Given records START

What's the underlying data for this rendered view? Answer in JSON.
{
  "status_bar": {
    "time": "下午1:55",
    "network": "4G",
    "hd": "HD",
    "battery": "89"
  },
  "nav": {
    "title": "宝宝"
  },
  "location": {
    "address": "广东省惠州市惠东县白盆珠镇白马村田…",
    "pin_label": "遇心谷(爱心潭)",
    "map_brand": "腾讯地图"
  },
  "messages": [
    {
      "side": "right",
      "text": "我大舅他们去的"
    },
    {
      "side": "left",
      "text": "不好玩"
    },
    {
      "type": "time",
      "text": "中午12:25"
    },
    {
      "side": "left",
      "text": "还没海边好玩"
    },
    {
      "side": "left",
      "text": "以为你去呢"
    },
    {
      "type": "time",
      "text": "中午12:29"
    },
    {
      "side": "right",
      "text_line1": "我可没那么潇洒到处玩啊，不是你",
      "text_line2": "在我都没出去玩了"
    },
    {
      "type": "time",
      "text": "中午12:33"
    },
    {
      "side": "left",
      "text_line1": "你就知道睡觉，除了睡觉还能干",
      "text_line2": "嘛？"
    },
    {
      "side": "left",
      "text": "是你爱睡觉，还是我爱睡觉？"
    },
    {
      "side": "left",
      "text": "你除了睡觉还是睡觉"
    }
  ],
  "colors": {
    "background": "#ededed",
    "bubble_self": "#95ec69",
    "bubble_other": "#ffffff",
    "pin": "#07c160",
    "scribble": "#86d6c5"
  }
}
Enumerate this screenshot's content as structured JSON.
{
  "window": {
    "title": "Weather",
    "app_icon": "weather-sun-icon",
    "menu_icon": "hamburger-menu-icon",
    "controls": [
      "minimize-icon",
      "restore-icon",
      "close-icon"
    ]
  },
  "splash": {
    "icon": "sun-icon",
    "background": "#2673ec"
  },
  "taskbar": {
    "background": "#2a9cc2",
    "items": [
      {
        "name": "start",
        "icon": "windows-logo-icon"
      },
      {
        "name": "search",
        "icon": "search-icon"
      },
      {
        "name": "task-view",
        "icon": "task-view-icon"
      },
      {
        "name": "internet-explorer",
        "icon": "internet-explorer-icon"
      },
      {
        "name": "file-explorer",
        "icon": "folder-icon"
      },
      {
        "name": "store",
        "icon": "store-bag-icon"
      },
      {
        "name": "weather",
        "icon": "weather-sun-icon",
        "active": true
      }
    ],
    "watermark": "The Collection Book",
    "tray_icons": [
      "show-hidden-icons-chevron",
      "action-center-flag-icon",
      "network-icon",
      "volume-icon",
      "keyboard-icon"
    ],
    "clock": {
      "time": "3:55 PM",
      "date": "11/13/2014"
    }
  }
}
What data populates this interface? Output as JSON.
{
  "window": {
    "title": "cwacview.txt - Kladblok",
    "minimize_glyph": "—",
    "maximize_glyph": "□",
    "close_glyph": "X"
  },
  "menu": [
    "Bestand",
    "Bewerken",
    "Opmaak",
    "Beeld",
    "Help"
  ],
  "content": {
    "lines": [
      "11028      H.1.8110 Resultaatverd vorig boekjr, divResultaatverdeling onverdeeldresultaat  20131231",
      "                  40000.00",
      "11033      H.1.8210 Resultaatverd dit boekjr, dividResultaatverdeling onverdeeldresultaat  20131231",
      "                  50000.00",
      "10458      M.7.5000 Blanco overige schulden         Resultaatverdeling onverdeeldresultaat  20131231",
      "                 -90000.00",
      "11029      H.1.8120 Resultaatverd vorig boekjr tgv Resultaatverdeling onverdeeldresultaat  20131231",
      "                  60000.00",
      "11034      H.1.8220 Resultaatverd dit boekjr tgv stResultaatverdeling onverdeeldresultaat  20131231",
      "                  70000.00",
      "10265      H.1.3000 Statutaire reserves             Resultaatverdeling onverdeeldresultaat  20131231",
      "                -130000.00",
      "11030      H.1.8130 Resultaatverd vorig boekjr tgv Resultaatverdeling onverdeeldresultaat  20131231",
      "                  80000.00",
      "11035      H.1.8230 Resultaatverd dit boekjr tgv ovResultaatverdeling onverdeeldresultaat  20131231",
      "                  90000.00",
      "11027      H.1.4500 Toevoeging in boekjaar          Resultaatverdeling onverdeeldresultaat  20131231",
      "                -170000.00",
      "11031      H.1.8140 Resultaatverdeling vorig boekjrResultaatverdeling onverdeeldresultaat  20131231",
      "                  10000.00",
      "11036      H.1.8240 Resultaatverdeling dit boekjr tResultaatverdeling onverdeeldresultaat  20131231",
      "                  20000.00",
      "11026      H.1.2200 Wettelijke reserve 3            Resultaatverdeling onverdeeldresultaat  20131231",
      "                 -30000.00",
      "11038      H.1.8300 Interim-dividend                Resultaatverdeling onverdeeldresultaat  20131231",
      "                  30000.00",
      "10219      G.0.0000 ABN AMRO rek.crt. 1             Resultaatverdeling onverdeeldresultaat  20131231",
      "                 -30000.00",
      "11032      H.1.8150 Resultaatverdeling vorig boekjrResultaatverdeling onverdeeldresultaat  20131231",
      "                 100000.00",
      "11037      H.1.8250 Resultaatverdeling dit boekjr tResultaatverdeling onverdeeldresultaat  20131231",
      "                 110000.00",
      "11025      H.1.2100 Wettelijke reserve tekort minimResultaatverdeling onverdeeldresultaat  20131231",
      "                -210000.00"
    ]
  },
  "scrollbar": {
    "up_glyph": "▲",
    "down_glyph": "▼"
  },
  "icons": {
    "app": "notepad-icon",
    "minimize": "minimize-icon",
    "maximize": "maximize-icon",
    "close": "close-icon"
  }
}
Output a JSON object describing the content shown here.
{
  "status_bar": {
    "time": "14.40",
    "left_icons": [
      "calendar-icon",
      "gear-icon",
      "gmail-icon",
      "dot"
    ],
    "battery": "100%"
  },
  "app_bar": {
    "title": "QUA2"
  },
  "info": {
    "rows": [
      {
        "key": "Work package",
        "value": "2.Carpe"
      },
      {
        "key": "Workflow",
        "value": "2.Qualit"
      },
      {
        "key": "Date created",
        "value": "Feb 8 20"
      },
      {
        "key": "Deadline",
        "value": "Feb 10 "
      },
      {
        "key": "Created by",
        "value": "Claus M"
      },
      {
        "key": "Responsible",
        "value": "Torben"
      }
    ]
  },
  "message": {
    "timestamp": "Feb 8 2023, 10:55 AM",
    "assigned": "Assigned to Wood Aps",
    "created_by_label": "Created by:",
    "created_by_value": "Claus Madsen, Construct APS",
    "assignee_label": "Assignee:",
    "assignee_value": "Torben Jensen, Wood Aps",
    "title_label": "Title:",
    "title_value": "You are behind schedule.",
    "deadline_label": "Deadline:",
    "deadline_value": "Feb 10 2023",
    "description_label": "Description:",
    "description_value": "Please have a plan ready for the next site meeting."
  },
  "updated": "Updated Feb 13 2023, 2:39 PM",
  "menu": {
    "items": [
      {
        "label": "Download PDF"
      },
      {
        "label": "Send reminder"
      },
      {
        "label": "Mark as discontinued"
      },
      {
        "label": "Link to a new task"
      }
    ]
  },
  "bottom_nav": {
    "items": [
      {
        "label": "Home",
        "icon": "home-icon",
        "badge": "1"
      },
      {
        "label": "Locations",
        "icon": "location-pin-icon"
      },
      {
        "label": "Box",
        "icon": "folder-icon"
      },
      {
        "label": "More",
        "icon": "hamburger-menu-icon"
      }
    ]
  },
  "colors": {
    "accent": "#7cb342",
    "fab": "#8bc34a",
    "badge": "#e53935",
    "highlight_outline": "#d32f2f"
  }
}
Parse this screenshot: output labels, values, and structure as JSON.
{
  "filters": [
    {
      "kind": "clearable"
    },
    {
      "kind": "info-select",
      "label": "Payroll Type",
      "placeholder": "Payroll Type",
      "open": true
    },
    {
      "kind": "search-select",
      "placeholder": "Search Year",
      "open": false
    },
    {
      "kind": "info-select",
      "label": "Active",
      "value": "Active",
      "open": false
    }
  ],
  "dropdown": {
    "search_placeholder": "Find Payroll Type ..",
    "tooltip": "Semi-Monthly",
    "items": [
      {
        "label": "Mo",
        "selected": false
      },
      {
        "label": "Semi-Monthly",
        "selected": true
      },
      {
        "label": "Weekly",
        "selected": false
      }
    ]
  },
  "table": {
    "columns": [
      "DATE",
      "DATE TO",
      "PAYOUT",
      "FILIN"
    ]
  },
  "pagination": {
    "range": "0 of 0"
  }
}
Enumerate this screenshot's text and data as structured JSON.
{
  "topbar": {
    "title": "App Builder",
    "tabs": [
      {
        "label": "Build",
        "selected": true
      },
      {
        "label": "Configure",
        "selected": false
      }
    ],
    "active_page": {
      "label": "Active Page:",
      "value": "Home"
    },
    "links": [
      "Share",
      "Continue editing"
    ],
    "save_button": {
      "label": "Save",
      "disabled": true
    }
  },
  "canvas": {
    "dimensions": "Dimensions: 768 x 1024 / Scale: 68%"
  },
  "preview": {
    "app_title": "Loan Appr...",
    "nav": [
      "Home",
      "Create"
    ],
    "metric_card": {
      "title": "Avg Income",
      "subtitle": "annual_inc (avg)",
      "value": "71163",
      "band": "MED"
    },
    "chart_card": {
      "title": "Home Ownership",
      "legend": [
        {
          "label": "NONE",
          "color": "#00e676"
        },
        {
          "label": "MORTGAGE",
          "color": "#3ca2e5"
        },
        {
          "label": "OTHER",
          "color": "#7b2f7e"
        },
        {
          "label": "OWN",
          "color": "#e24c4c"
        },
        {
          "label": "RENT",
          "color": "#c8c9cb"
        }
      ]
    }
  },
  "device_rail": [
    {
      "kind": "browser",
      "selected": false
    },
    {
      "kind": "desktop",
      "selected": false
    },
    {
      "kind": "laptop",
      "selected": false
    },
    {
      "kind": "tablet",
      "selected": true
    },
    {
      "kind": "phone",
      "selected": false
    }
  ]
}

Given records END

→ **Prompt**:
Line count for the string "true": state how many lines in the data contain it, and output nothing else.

→ **Written response**:
6